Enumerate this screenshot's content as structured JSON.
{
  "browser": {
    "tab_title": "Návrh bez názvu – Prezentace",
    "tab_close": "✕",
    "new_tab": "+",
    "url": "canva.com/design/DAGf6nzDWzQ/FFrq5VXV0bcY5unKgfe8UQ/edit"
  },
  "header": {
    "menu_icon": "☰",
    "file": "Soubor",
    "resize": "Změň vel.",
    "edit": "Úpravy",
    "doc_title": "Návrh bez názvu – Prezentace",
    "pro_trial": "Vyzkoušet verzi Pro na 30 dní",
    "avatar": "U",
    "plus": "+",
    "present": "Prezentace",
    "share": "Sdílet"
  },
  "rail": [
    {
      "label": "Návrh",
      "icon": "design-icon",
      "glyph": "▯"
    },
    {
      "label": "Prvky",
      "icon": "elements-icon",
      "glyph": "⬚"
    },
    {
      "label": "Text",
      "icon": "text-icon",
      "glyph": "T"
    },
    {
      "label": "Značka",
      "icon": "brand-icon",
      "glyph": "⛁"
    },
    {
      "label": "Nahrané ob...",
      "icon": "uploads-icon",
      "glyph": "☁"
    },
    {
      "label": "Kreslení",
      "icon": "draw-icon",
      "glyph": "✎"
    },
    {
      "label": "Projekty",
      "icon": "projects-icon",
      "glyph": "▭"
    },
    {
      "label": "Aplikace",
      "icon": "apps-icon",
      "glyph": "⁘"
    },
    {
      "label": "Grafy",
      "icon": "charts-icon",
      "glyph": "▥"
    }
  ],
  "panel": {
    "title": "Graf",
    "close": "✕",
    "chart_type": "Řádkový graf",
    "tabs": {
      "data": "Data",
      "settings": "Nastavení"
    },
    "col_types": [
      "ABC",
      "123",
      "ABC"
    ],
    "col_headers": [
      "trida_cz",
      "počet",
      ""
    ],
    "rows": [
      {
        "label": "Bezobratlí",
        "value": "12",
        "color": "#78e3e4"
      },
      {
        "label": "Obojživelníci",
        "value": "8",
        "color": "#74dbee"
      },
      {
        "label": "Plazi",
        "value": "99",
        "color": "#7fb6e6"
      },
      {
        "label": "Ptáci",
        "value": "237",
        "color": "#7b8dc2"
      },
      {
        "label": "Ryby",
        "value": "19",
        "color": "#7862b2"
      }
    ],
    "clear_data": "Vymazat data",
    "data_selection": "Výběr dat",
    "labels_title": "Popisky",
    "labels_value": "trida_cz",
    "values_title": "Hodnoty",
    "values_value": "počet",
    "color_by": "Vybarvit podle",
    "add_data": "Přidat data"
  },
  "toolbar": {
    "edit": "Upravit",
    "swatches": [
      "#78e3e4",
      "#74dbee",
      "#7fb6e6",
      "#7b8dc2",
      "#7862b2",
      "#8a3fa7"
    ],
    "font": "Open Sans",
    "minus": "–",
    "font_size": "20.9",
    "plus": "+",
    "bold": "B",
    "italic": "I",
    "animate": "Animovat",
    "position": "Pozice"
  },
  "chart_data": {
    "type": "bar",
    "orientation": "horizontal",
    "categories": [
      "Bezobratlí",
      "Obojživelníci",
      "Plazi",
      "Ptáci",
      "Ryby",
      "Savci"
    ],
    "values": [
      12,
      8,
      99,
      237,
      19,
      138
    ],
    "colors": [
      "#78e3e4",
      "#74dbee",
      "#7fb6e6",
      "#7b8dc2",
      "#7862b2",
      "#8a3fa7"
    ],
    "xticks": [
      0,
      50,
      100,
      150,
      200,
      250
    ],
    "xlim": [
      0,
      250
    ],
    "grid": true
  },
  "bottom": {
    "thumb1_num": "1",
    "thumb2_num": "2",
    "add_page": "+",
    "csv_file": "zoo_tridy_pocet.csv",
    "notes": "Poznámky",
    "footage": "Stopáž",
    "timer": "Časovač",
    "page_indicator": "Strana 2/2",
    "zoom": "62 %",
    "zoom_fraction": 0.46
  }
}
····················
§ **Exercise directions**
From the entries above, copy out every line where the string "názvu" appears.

§ **Response area**
    "tab_title": "Návrh bez názvu – Prezentace",
    "doc_title": "Návrh bez názvu – Prezentace",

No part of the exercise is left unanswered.